In a posting to his 2.8 million followers on his Telegram channel, Chechen leader Ramzan Kadyrov urged Moscow to use low-yield nuclear weapons in the Ukraine, after blasting the leadership of the troops on the ground as “mediocre.”
“In my personal opinion, more drastic measures should be taken, up to the declaration of martial law in the border areas and use of low-yield nuclear weapons,” Kadyrov said.
He added that there is “no place for nepotism in the army” and called Colonel-General Alexander Lapin, who is in charge of Russia’s forces fighting in the region, “mediocre.”
Reflecting the in-depth research of the Institute for the Study War, General Petraeus believes the deployment of nukes would make little difference in the conflict, potentially even worsening the situation for Russia.
“The Russian military in its current state is almost certainly unable to operate on a nuclear battlefield even though it has the necessary equipment and has historically trained its units to do so,” he said. “The chaotic agglomeration of exhausted contract soldiers, hastily mobilized reservists, conscripts, and mercenaries that currently comprise the Russian ground forces could not function in a nuclear environment.
“ Any areas affected by Russian tactical nuclear weapons would thus be impassable for the Russians, likely precluding Russian advances.”
According to EU estimates, around 220,00 Russians have fled across its borders into neighbouring countries since Putin’s “partial mobilization” was accounted.

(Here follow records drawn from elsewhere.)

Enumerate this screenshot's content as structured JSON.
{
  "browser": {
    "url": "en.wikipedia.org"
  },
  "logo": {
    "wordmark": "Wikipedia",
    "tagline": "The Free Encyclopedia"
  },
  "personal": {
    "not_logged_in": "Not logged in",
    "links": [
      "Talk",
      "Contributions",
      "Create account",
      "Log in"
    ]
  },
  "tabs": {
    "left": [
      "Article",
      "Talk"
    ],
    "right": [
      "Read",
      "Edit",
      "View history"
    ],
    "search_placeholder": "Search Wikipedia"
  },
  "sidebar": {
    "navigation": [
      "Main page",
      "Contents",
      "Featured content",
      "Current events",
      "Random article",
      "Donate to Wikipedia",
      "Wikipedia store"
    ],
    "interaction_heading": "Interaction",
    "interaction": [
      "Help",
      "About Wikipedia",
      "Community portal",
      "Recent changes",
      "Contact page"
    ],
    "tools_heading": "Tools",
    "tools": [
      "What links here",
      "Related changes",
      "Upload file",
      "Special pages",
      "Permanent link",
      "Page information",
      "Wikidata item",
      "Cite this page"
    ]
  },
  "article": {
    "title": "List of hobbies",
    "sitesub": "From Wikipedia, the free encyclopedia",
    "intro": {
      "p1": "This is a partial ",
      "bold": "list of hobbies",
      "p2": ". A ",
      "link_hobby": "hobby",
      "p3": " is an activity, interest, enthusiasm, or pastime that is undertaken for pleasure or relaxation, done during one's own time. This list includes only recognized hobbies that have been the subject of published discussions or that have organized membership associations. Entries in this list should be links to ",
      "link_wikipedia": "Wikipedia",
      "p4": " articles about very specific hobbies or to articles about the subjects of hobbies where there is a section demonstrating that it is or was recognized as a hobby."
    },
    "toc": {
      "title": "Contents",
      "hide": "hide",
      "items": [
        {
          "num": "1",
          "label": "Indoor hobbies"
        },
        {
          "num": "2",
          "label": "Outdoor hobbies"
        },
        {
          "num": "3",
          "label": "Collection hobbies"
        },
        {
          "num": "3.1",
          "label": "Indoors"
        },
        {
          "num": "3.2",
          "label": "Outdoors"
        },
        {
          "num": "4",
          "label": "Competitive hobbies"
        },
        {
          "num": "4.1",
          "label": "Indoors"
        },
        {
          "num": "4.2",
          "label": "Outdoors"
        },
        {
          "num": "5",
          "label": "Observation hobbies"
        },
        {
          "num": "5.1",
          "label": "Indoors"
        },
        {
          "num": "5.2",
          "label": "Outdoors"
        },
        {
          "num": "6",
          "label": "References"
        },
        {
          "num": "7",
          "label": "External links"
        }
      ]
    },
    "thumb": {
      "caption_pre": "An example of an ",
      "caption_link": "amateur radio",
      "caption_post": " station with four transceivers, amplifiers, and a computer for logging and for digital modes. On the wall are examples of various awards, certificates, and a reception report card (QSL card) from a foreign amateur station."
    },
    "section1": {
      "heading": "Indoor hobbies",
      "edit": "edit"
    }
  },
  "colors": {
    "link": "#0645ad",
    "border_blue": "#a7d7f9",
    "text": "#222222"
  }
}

The exodus is being blamed on Russian president’s conscription drive for 300,000 extra troops and, as National Security News revealed, could see Britons with dual nationality called up to the front line.
With acknowledged experts such as General Petraeous ruling out any advantage from deploying tactical nuclear weapons, and the likely huge international fall-out such an action would begin, Putin’s options are increasingly narrowing.
As military defeats in the Ukraine pile on the pressure, the picture at home is worsening too. Last week a poll said one in three Russians now opposed the conflict. Should that prove accurate then that means 40 million Russians do not want the war to continue.
Russia was forced to withdraw its troops from the key Eastern Ukrainian town of Lyman on Friday, after they were encircled by Ukrainian forces. Lyman has been a key logistical hub for Russia, and now afford the Ukrainians direct access to the Donetsk and Luhansk regions.
Video footage shared on social media showed Ukrainian soldiers waving their national flag on the outskirts of the town.
Although the blue and yellow colours were flying in Lyman again, fighting was “still going on” there, President Volodymyr Zelensky said in his evening video address.